Lines in which "JSON" appears should be pulled from the data below.

Data to use:
□ □ □

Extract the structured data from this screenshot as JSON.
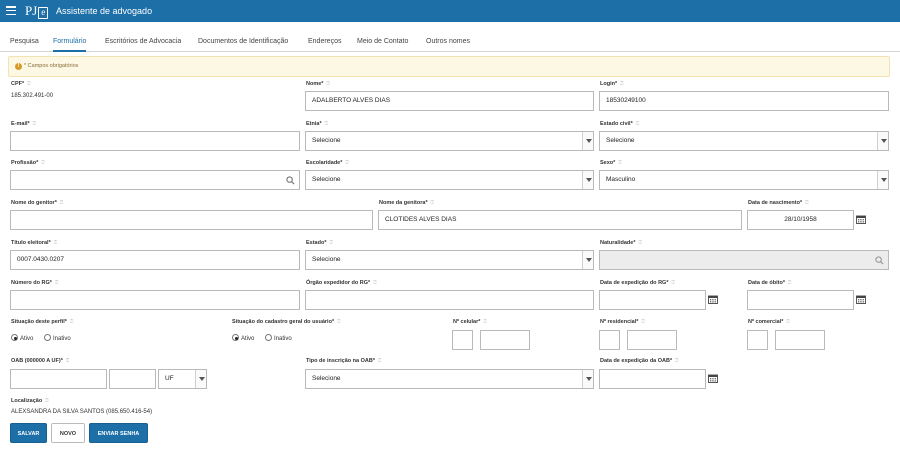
{
  "header": {
    "brand_pj": "PJ",
    "brand_e": "e",
    "title": "Assistente de advogado"
  },
  "tabs": [
    "Pesquisa",
    "Formulário",
    "Escritórios de Advocacia",
    "Documentos de Identificação",
    "Endereços",
    "Meio de Contato",
    "Outros nomes"
  ],
  "active_tab": "Formulário",
  "alert": {
    "icon": "exclamation-icon",
    "text": "* Campos obrigatórios"
  },
  "hint": "⍰",
  "fields": {
    "cpf": {
      "label": "CPF*",
      "value": "185.302.491-00"
    },
    "nome": {
      "label": "Nome*",
      "value": "ADALBERTO ALVES DIAS"
    },
    "login": {
      "label": "Login*",
      "value": "18530249100"
    },
    "email": {
      "label": "E-mail*",
      "value": ""
    },
    "etnia": {
      "label": "Etnia*",
      "value": "Selecione"
    },
    "estado_civil": {
      "label": "Estado civil*",
      "value": "Selecione"
    },
    "profissao": {
      "label": "Profissão*",
      "value": ""
    },
    "escolaridade": {
      "label": "Escolaridade*",
      "value": "Selecione"
    },
    "sexo": {
      "label": "Sexo*",
      "value": "Masculino"
    },
    "nome_genitor": {
      "label": "Nome do genitor*",
      "value": ""
    },
    "nome_genitora": {
      "label": "Nome da genitora*",
      "value": "CLOTIDES ALVES DIAS"
    },
    "data_nascimento": {
      "label": "Data de nascimento*",
      "value": "28/10/1958"
    },
    "titulo_eleitoral": {
      "label": "Título eleitoral*",
      "value": "0007.0430.0207"
    },
    "estado": {
      "label": "Estado*",
      "value": "Selecione"
    },
    "naturalidade": {
      "label": "Naturalidade*",
      "value": ""
    },
    "numero_rg": {
      "label": "Número do RG*",
      "value": ""
    },
    "orgao_rg": {
      "label": "Órgão expedidor do RG*",
      "value": ""
    },
    "data_exp_rg": {
      "label": "Data de expedição do RG*",
      "value": ""
    },
    "data_obito": {
      "label": "Data de óbito*",
      "value": ""
    },
    "situacao_perfil": {
      "label": "Situação deste perfil*",
      "options": [
        "Ativo",
        "Inativo"
      ],
      "selected": "Ativo"
    },
    "situacao_cadastro": {
      "label": "Situação do cadastro geral do usuário*",
      "options": [
        "Ativo",
        "Inativo"
      ],
      "selected": "Ativo"
    },
    "celular": {
      "label": "Nº celular*",
      "ddd": "",
      "number": ""
    },
    "residencial": {
      "label": "Nº residencial*",
      "ddd": "",
      "number": ""
    },
    "comercial": {
      "label": "Nº comercial*",
      "ddd": "",
      "number": ""
    },
    "oab": {
      "label": "OAB (000000 A UF)*",
      "number": "",
      "letter": "",
      "uf": "UF"
    },
    "tipo_inscricao": {
      "label": "Tipo de inscrição na OAB*",
      "value": "Selecione"
    },
    "data_exp_oab": {
      "label": "Data de expedição da OAB*",
      "value": ""
    },
    "localizacao": {
      "label": "Localização",
      "value": "ALEXSANDRA DA SILVA SANTOS (085.650.416-54)"
    }
  },
  "buttons": {
    "salvar": "SALVAR",
    "novo": "NOVO",
    "enviar_senha": "ENVIAR SENHA"
  },
  "colors": {
    "primary": "#1d6fa8",
    "alert_bg": "#fcf8e3",
    "alert_text": "#8a6d3b"
  }
}
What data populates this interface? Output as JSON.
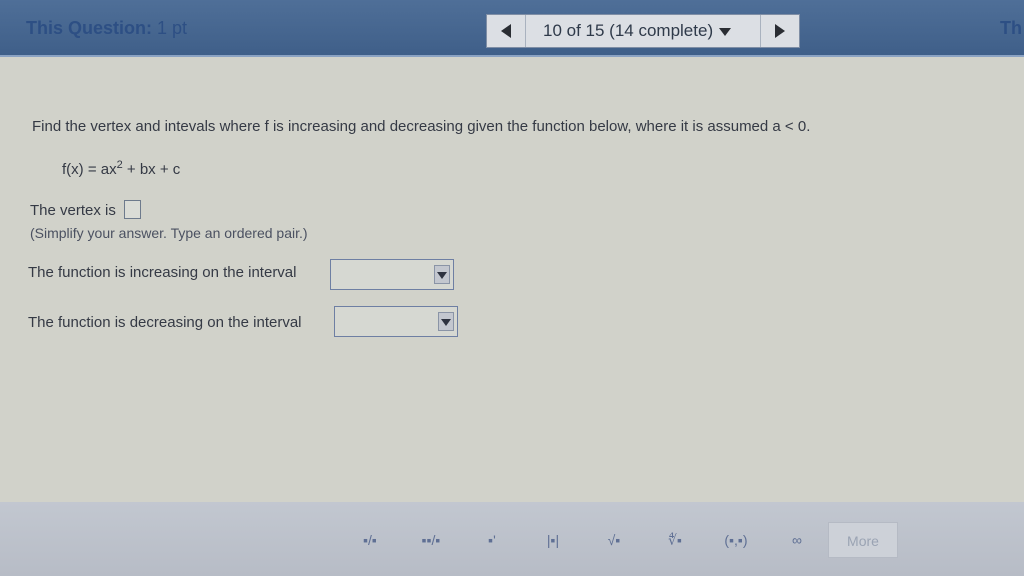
{
  "header": {
    "question_label": "This Question:",
    "points": "1 pt",
    "progress": "10 of 15 (14 complete)",
    "right_clip_text": "Th"
  },
  "question": {
    "prompt": "Find the vertex and intevals where f is increasing and decreasing given the function below, where it is assumed a < 0.",
    "function_base": "f(x) = ax",
    "function_exp": "2",
    "function_rest": " + bx + c",
    "vertex_label": "The vertex is",
    "vertex_hint": "(Simplify your answer. Type an ordered pair.)",
    "increasing_label": "The function is increasing on the interval",
    "decreasing_label": "The function is decreasing on the interval"
  },
  "toolbar": {
    "tools": [
      {
        "name": "fraction-tool",
        "glyph": "▪/▪"
      },
      {
        "name": "mixed-number-tool",
        "glyph": "▪▪/▪"
      },
      {
        "name": "exponent-tool",
        "glyph": "▪'"
      },
      {
        "name": "absolute-value-tool",
        "glyph": "|▪|"
      },
      {
        "name": "square-root-tool",
        "glyph": "√▪"
      },
      {
        "name": "nth-root-tool",
        "glyph": "∜▪"
      },
      {
        "name": "ordered-pair-tool",
        "glyph": "(▪,▪)"
      },
      {
        "name": "infinity-tool",
        "glyph": "∞"
      }
    ],
    "more_label": "More"
  }
}
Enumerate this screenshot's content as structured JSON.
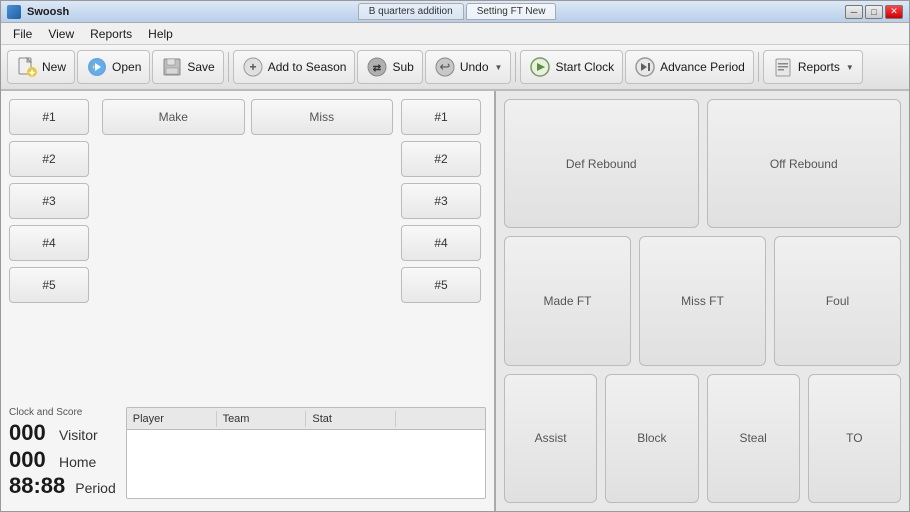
{
  "window": {
    "title": "Swoosh",
    "tab1": "B quarters addition",
    "tab2": "Setting FT New"
  },
  "menu": {
    "items": [
      "File",
      "View",
      "Reports",
      "Help"
    ]
  },
  "toolbar": {
    "new_label": "New",
    "open_label": "Open",
    "save_label": "Save",
    "add_to_season_label": "Add to Season",
    "sub_label": "Sub",
    "undo_label": "Undo",
    "start_clock_label": "Start Clock",
    "advance_period_label": "Advance Period",
    "reports_label": "Reports"
  },
  "home_team": {
    "players": [
      "#1",
      "#2",
      "#3",
      "#4",
      "#5"
    ]
  },
  "visitor_team": {
    "players": [
      "#1",
      "#2",
      "#3",
      "#4",
      "#5"
    ]
  },
  "shot_buttons": {
    "make": "Make",
    "miss": "Miss"
  },
  "clock_score": {
    "label": "Clock and Score",
    "visitor_score": "000",
    "visitor_label": "Visitor",
    "home_score": "000",
    "home_label": "Home",
    "period_time": "88:88",
    "period_label": "Period"
  },
  "stats_table": {
    "columns": [
      "Player",
      "Team",
      "Stat",
      ""
    ]
  },
  "action_buttons": {
    "row1": [
      "Def Rebound",
      "Off Rebound"
    ],
    "row2": [
      "Made FT",
      "Miss FT",
      "Foul"
    ],
    "row3": [
      "Assist",
      "Block",
      "Steal",
      "TO"
    ]
  }
}
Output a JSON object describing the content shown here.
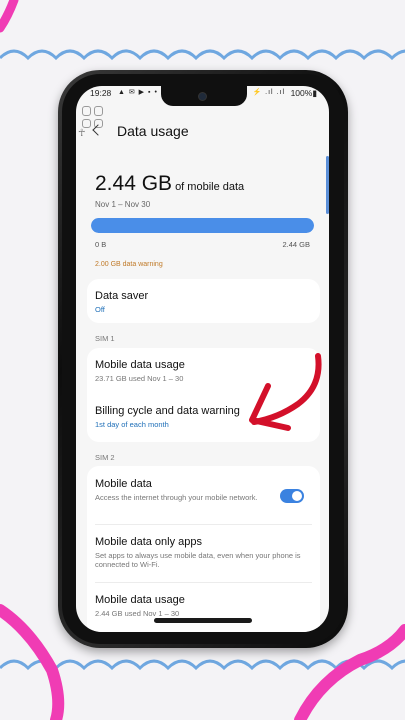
{
  "colors": {
    "accent": "#4a8ee8",
    "link": "#1f6fb8",
    "warning": "#c07a28",
    "arrow": "#d3102a",
    "decor_blue": "#6fa7e0",
    "decor_pink": "#f03cb4"
  },
  "statusbar": {
    "time": "19:28",
    "left_icons": "▲ ✉ ▶ ▪ •",
    "signal": "⚡ .ıl .ıl",
    "battery": "100%▮"
  },
  "header": {
    "title": "Data usage",
    "back_icon": "chevron-left-icon"
  },
  "summary": {
    "amount": "2.44 GB",
    "amount_suffix": "of mobile data",
    "date_range": "Nov 1 – Nov 30",
    "bar_fill_fraction": 1.0,
    "bar_min": "0 B",
    "bar_max": "2.44 GB",
    "warning": "2.00 GB data warning"
  },
  "data_saver": {
    "title": "Data saver",
    "status": "Off"
  },
  "sim1": {
    "label": "SIM 1",
    "mobile_data_usage": {
      "title": "Mobile data usage",
      "sub": "23.71 GB used Nov 1 – 30"
    },
    "billing": {
      "title": "Billing cycle and data warning",
      "sub": "1st day of each month"
    }
  },
  "sim2": {
    "label": "SIM 2",
    "mobile_data": {
      "title": "Mobile data",
      "sub": "Access the internet through your mobile network.",
      "enabled": true
    },
    "mobile_data_only_apps": {
      "title": "Mobile data only apps",
      "sub": "Set apps to always use mobile data, even when your phone is connected to Wi-Fi."
    },
    "mobile_data_usage": {
      "title": "Mobile data usage",
      "sub": "2.44 GB used Nov 1 – 30"
    }
  }
}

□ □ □

Completed task:
Extract the structured data from this screenshot as JSON.
What data populates this interface? Output as JSON.
Enumerate this screenshot's content as structured JSON.
Output a JSON object describing the content shown here.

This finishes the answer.